A few years ago the rules changed regarding the amount you can claim for a donation. Now, the amount you can deduct is based on the fair market value of the car, unless that value is over a certain amount. You can find more details about these deductions on the IRS page.

The IRS, however, has made a number of suggestions to make this process easier. They recommend:

Itemizing Your Deduction

Often, tax payers don’t itemize their deductions because it is so much easier to take the standard deduction. If, however, you are planning to claim a car donation, you must take the time to fully itemize your tax deductions.

Calculating/Deducting the Fair Market Value

Before you do your taxes, you are going to have to figure out the actual value of the vehicle. This can be done with many of the buying guides on the market, but be sure to take mileage, condition, and other factors into consideration. You are allowed to deduct the fair market value of the vehicle, up to a certain amount. Remember, if that value exceeds that number, then the deduction should be kept to the amount of the gross proceeds.

Document Everything

It’s no secret that the IRS is going to want proof of all your activities. That means you will need to have all the proper records and information ready for them. You will receive a receipt that shows your donation, and you will need to hang on to any other related documents as well.

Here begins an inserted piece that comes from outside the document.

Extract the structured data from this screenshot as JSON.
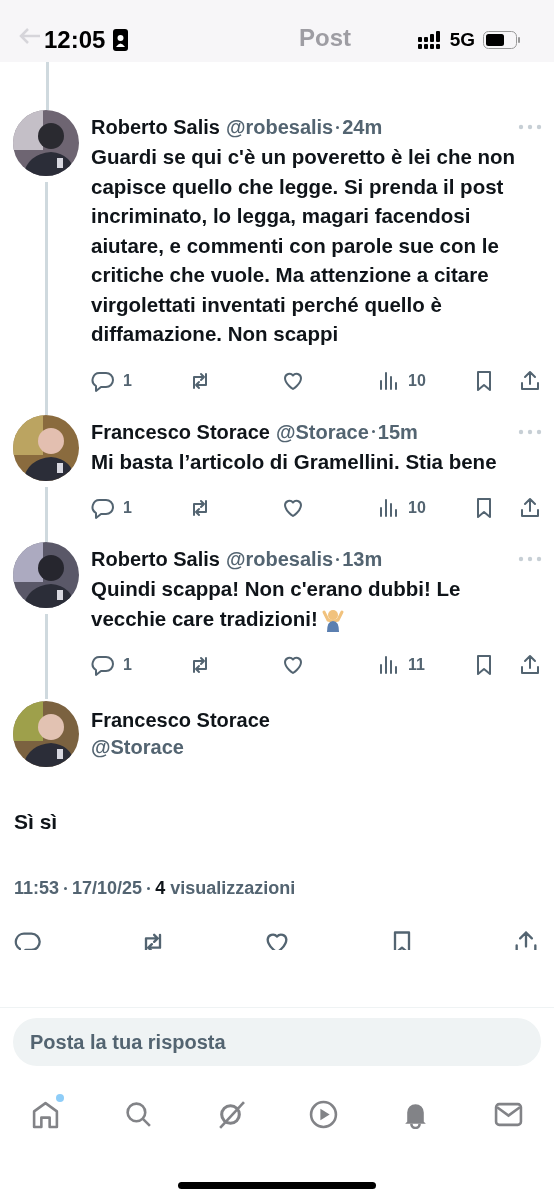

Donating your car to charity isn’t a difficult process. Just make sure that you follow these rules and suggestions to maximize your deduction and get as much value out of your vehicle as possible.